Madam, Will You Talk?

Front Cover
Hodder & Stoughton, May 26, 2011 - Fiction - 320 pages
9 Reviews

'A comfortable chair and a Mary Stewart: total heaven. I'd rather read her than most other authors.' Harriet Evans

It sounds idyllic: a leisurely drive through the sun-drenched landscape of Provence. But Charity's dream holiday turns into a nightmare when she becomes embroiled in a sinister plot to kidnap a young boy. She soon finds herself in a deadly pursuit and must uncover who to trust . . . and who to fall for.

Whenever I look back now on the strange and terrifying events of that holiday in Southern France, I remember the minutes I spent gazing at the golden arches of the Roman aqueduct over the Gardon... the last brief lull before the thunder.

What people are saying - Write a review

User ratings

5 stars
4
4 stars
2
3 stars
3
2 stars
0
1 star
0

LibraryThing Review

User Review  - SueinCyprus - LibraryThing

A light thriller from the middle of the 20th century, written in Mary Stewart's usual terse but very readable style.

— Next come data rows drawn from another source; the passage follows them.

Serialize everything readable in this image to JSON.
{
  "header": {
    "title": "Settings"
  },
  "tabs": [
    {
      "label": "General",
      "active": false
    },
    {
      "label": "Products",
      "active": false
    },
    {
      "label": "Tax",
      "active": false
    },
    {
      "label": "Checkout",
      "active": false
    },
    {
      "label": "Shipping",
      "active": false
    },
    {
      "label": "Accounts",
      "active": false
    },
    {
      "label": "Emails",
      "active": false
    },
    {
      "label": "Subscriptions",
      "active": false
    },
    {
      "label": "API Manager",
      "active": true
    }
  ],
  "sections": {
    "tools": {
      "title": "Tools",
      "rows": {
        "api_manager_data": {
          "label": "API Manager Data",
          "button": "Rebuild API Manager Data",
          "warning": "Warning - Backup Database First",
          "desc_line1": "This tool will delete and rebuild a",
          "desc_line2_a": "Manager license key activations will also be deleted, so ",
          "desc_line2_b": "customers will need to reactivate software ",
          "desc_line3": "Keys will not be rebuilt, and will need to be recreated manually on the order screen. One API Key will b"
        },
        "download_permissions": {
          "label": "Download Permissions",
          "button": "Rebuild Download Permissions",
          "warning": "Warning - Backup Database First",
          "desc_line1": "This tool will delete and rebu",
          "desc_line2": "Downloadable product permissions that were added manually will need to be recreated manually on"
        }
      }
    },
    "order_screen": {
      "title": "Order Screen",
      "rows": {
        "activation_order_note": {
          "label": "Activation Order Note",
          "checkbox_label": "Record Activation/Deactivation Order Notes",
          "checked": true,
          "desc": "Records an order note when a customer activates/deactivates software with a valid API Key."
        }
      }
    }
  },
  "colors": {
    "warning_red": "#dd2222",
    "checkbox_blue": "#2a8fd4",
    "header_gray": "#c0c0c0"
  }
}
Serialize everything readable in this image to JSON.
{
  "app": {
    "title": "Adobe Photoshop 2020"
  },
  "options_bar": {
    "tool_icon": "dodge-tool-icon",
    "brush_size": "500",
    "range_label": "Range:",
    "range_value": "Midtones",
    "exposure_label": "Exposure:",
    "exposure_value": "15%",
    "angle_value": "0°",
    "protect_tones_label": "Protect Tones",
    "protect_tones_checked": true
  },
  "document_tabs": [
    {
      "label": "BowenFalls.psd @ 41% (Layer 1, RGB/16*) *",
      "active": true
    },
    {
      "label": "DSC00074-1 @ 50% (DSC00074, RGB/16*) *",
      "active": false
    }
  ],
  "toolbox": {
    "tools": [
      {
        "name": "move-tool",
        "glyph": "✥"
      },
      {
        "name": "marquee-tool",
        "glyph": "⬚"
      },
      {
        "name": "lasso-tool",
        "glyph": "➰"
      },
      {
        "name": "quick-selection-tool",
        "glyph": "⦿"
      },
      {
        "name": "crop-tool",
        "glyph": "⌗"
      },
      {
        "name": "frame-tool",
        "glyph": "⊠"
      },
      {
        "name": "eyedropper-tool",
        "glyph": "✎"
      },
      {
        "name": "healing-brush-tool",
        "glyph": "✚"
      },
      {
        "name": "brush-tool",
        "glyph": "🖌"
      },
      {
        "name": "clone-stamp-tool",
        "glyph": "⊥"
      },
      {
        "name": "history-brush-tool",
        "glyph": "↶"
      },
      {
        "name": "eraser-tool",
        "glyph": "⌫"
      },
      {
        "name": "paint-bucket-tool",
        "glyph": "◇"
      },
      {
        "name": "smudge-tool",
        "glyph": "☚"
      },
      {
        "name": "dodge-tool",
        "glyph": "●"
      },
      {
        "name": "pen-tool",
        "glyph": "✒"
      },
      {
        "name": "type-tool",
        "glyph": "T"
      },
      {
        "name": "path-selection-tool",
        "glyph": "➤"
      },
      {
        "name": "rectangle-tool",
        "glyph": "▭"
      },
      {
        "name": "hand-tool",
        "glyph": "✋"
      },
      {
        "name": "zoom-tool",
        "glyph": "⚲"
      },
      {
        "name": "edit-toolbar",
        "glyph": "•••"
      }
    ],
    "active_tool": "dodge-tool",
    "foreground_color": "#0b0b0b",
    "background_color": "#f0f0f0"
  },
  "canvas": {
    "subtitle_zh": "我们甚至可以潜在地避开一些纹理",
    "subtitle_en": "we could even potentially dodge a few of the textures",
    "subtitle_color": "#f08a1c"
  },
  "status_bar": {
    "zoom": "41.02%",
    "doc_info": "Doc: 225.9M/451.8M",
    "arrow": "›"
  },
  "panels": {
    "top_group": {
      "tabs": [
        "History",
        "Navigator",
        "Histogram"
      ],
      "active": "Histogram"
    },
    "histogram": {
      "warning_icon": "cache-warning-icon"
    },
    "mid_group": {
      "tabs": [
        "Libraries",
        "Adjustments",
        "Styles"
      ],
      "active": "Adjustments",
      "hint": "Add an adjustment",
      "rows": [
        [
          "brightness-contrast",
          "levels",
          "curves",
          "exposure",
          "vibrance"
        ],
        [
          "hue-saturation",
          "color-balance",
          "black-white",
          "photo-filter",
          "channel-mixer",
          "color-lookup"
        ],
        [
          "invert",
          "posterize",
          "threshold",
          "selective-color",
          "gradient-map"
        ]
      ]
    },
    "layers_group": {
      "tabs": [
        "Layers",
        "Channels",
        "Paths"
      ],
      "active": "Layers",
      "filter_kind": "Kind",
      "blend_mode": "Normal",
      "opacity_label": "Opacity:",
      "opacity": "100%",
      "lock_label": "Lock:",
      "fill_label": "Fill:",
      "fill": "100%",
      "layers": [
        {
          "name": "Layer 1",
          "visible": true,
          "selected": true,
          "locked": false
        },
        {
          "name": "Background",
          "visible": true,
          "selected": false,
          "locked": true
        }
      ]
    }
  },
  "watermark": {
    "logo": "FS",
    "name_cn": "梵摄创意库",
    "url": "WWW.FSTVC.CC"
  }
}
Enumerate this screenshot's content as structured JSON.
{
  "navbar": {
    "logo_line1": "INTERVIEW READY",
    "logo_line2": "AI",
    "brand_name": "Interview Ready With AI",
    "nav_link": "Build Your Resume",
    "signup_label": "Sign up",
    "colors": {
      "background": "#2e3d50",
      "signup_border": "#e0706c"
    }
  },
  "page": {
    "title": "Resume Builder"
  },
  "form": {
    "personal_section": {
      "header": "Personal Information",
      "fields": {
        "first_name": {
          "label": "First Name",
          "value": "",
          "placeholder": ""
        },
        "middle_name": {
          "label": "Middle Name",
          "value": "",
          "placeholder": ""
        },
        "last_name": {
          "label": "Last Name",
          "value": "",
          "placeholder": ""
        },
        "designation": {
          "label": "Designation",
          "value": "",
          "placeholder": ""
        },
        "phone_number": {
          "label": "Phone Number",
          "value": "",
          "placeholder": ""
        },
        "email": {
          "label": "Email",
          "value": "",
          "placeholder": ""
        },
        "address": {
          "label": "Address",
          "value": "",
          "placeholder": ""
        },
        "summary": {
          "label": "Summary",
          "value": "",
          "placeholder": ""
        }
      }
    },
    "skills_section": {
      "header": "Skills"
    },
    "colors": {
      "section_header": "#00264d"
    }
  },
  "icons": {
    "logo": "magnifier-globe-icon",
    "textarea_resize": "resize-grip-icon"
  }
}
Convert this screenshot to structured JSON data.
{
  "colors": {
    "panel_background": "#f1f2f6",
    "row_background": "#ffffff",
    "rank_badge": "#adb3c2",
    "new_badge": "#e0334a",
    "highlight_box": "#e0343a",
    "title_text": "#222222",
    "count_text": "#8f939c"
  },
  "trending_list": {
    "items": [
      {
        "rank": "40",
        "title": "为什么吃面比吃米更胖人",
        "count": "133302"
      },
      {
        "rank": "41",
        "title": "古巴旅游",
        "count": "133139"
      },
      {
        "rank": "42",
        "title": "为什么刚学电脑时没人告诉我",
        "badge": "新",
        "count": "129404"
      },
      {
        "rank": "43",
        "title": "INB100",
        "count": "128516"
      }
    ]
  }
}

Charity is on holiday and finds herself embroiled in high drama, involving a young ... Read full review

LibraryThing Review

User Review  - TheEditrix - LibraryThing

1950s thriller/romance. A fun, light read - though there were a lot of coincidences, and I was disappointed by the repeated appearance of a few "mild" profanities. Oh, and everyone smokes ALL the time ... Read full review

Other editions - View all

About the author (2011)

Mary Stewart was one of the 20th century's bestselling and best-loved novelists. She was born in Sunderland, County Durham in 1916, but lived for most of her life in Scotland, a source of much inspiration for her writing. Her first novel, Madam, Will You Talk? was published in 1955 and marked the beginning of a long and acclaimed writing career. In 1971 she was awarded the International PEN Association's Frederick Niven Prize for The Crystal Cave, and in 1974 the Scottish Arts Council Award for one of her children's books, Ludo and the Star Horse. She was married to the Scottish geologist Frederick Stewart, and died in 2014.

Bibliographic information